‘‘You have to be able to talk to C-level as well as Blue-collar workers, so you really have to switch context, to change the language and words you’re using. That’s extremely important.’’ Annemie Marien
While communication is important, it has to be combined with empathy. A change manager needs to be able to actively listen to everyone in the organization in order to understand what’s holding them from changing.
‘‘You have to try to understand and be at their place, to rephrase what they are thinking and why they are so resistant. They must know they can talk to you and feel you’re actively listening.’’ Annemie Marien
An Analytic mind
After gaining some elements from active listening, a change manager will also need to be able to process it. Business experience will also help to have a quicker analysis. A change manager will have to ‘connect the dots’ to find the best solution for an individual, a team, or even the organization as a whole.
‘‘Having an analytic mind helps me see the bigger picture, break down complex situations, and predict potential challenges. It’s like having a roadmap to navigate the maze of organizational change smoothly.’’ Annemie Marien
4. How Do You Become a Change Manager?

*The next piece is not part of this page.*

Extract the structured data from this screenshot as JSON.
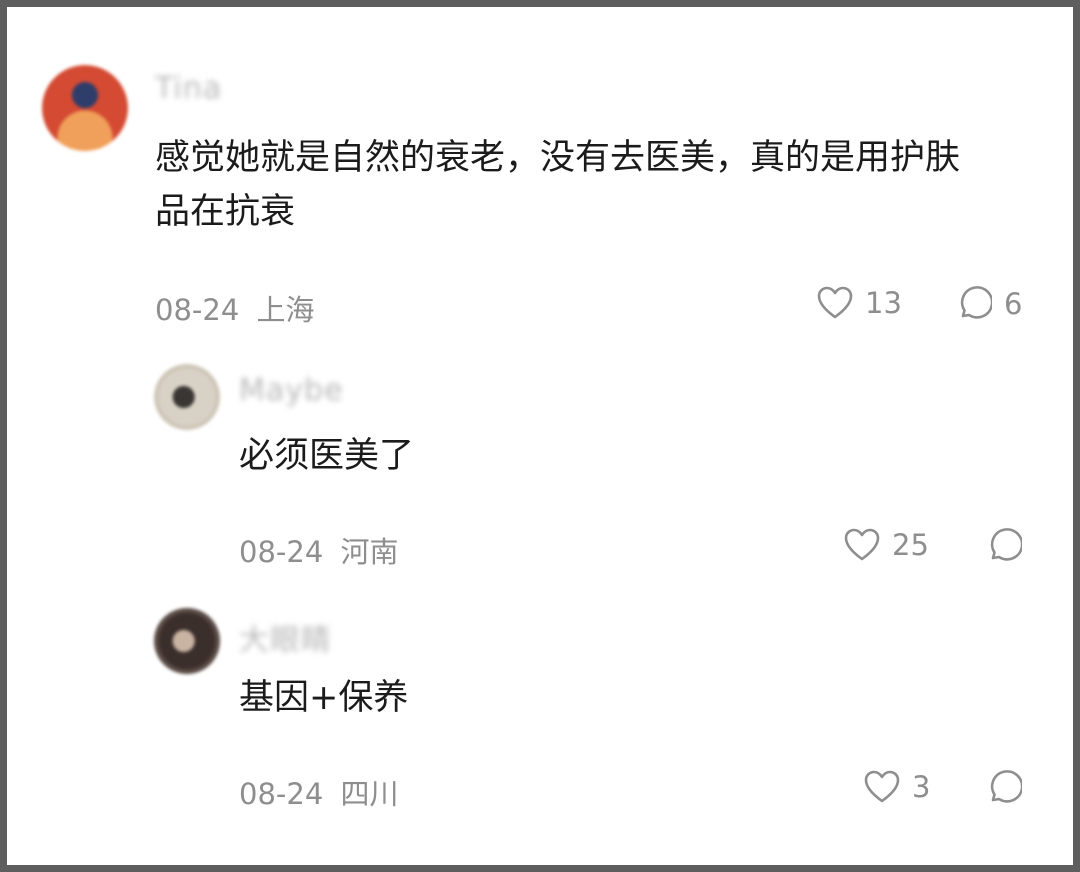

If someone wanted to become a Change Manager, they might first consider pursuing a bachelor’s degree in a field like business or psychology. They’d likely dive into roles related to project management or human resources to get a feel for organizational dynamics. As they navigate the field, they’d probably realise the immense value of soft skills like communication and empathy. Joining a professional network could be on their radar, imagining the potential connections and insights it could offer.
‘‘Sometimes, individuals find themselves consistently placed in situations requiring change leadership, or they possess an innate ability to navigate complex transitions and guide teams through them. Over time, they realise that they’re not just doing a job, but fulfilling a role they seem naturally destined for.’’ Annemie Marien

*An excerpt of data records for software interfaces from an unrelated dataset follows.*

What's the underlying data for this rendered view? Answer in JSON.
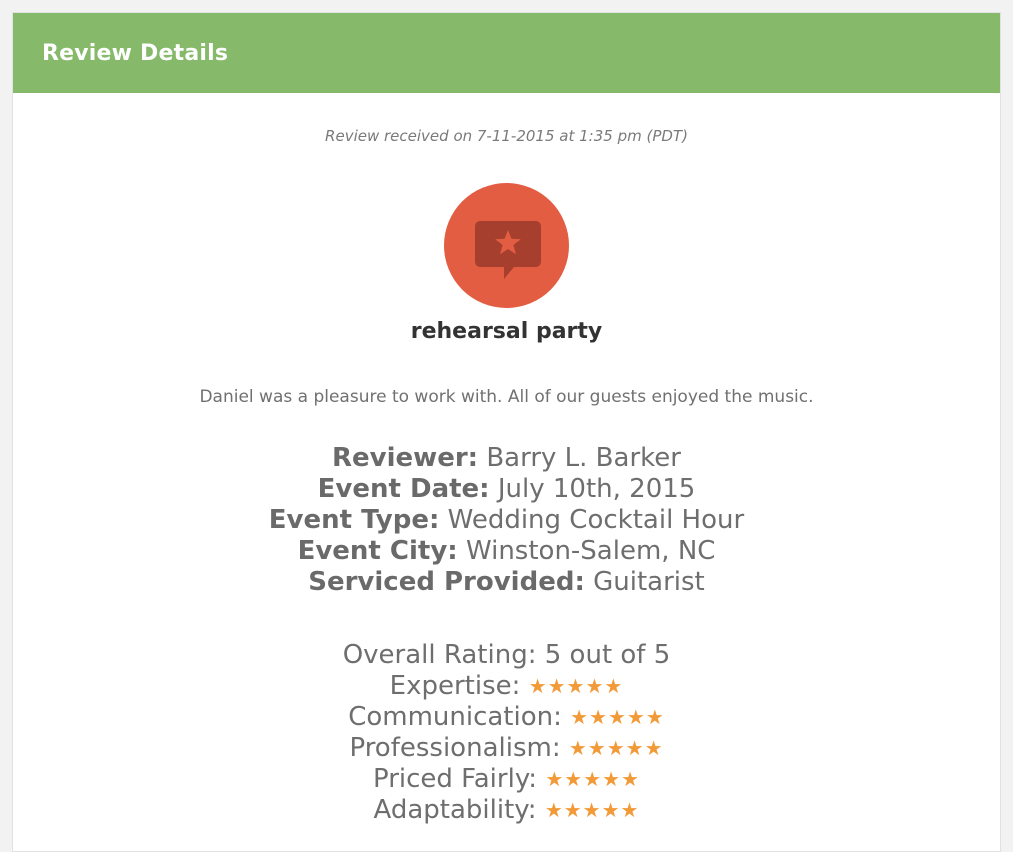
{
  "header": {
    "title": "Review Details"
  },
  "review": {
    "received": "Review received on 7-11-2015 at 1:35 pm (PDT)",
    "icon": "star-speech-bubble-icon",
    "title": "rehearsal party",
    "comment": "Daniel was a pleasure to work with. All of our guests enjoyed the music."
  },
  "details": [
    {
      "label": "Reviewer:",
      "value": "Barry L. Barker"
    },
    {
      "label": "Event Date:",
      "value": "July 10th, 2015"
    },
    {
      "label": "Event Type:",
      "value": "Wedding Cocktail Hour"
    },
    {
      "label": "Event City:",
      "value": "Winston-Salem, NC"
    },
    {
      "label": "Serviced Provided:",
      "value": "Guitarist"
    }
  ],
  "ratings": {
    "overall_label": "Overall Rating:",
    "overall_value": "5 out of 5",
    "categories": [
      {
        "label": "Expertise:",
        "stars": "★★★★★",
        "rating": 5
      },
      {
        "label": "Communication:",
        "stars": "★★★★★",
        "rating": 5
      },
      {
        "label": "Professionalism:",
        "stars": "★★★★★",
        "rating": 5
      },
      {
        "label": "Priced Fairly:",
        "stars": "★★★★★",
        "rating": 5
      },
      {
        "label": "Adaptability:",
        "stars": "★★★★★",
        "rating": 5
      }
    ]
  },
  "colors": {
    "header_bg": "#86b96a",
    "icon_bg": "#e35d43",
    "star": "#f29a38"
  }
}
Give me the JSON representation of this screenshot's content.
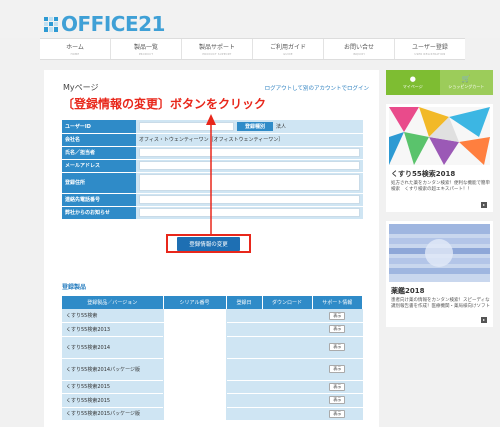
{
  "brand": {
    "name": "OFFICE21"
  },
  "nav": [
    {
      "label": "ホーム",
      "sub": "HOME"
    },
    {
      "label": "製品一覧",
      "sub": "PRODUCT"
    },
    {
      "label": "製品サポート",
      "sub": "PRODUCT SUPPORT"
    },
    {
      "label": "ご利用ガイド",
      "sub": "GUIDE"
    },
    {
      "label": "お問い合せ",
      "sub": "INQUIRY"
    },
    {
      "label": "ユーザー登録",
      "sub": "USER REGISTRATION"
    }
  ],
  "page": {
    "title": "Myページ",
    "logout_link": "ログアウトして別のアカウントでログイン",
    "annotation": "〔登録情報の変更〕ボタンをクリック",
    "change_button": "登録情報の変更"
  },
  "form": {
    "user_id_label": "ユーザーID",
    "reg_type_label": "登録種別",
    "reg_type_value": "法人",
    "company_label": "会社名",
    "company_value": "オフィス・トウェンティーワン［オフィストウェンティーワン］",
    "name_label": "氏名／担当者",
    "email_label": "メールアドレス",
    "address_label": "登録住所",
    "phone_label": "連絡先電話番号",
    "notice_label": "弊社からのお知らせ"
  },
  "products": {
    "section_title": "登録製品",
    "headers": [
      "登録製品／バージョン",
      "シリアル番号",
      "登録日",
      "ダウンロード",
      "サポート情報"
    ],
    "view_label": "表示",
    "rows": [
      "くすり55検索",
      "くすり55検索2013",
      "くすり55検索2014",
      "くすり55検索2014パッケージ版",
      "くすり55検索2015",
      "くすり55検索2015",
      "くすり55検索2015パッケージ版"
    ]
  },
  "sidebar": {
    "tab_mypage": "マイページ",
    "tab_cart": "ショッピングカート",
    "ad1": {
      "title": "くすり55検索2018",
      "desc": "処方された薬をカンタン検索！便利な機能で簡単検索　くすり検索の超エキスパート！！"
    },
    "ad2": {
      "title": "薬鑑2018",
      "desc": "患者向け薬の情報をカンタン検索！スピーディな識別報告書を作成！医療機関・薬局様向けソフト"
    }
  },
  "colors": {
    "accent_red": "#e8271b",
    "primary_blue": "#2f8bc8",
    "green": "#7ebd32"
  }
}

There is no specific way to become a change manager. However, most change managers get a certification like the Prosci ADKAR certification and have an Agile training. Although no specific background is needed, it’s recommended to have experience ‘on the other side of change’, to have witnessed or applied change during a job experience within an enterprise.

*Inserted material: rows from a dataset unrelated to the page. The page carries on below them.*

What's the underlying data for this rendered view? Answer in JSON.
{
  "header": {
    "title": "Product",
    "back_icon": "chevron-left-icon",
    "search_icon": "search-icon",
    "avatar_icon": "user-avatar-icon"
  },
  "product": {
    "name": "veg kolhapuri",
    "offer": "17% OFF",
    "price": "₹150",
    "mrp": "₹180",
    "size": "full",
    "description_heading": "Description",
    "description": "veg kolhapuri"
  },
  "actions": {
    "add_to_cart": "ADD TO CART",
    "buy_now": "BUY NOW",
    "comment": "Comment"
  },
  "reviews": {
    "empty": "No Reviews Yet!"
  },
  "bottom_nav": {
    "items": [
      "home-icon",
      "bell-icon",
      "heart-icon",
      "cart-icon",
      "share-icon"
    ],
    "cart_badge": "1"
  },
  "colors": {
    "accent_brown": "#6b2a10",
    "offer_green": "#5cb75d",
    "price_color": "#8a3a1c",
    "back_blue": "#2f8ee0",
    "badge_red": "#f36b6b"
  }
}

At Wemanity, change management is one of our specialities and we look forward to helping you with your organizational challenges. We developed our own change management framework in order to make the best out of every project. Discover our offer for more information.
What is change management?
Change management is a field that includes several approaches used to prepare, support, and help organizations, teams, and individuals go through change. It’s usually said there are three types of change within an organization: Cultural change, digital change, and organizational change.
What is the mission of a change manager?
A change manager is someone who tries to embark and align the entire organization towards the new way of working, and then on different levels. They are facilitating that alignment and making sure everybody is on the same page. In order to facilitate change, a change manager works on different levels in parallel: individuals, teams, and executives for the organization as a whole.
Which skills does a good change manager need?
Being a change manager requires having a few skills in your toolbox. While soft skills are essential, in particular communication and empathy, a change manager will also need to be able to analyse the situation and act according to it. A change manager will have to ‘’connect the dots’’ to find the best solution for an individual, a team, or even the organization as a whole.
How do you become a change manager?
There is no specific cursus to follow to become a change manager. However, most change managers get a certification like the Prosci ADKAR certification and have an agile training. Although no specific background is needed, it’s recommended to have experience “on the other side of change’’, to have witnessed or applied change during a job experience within an enterprise.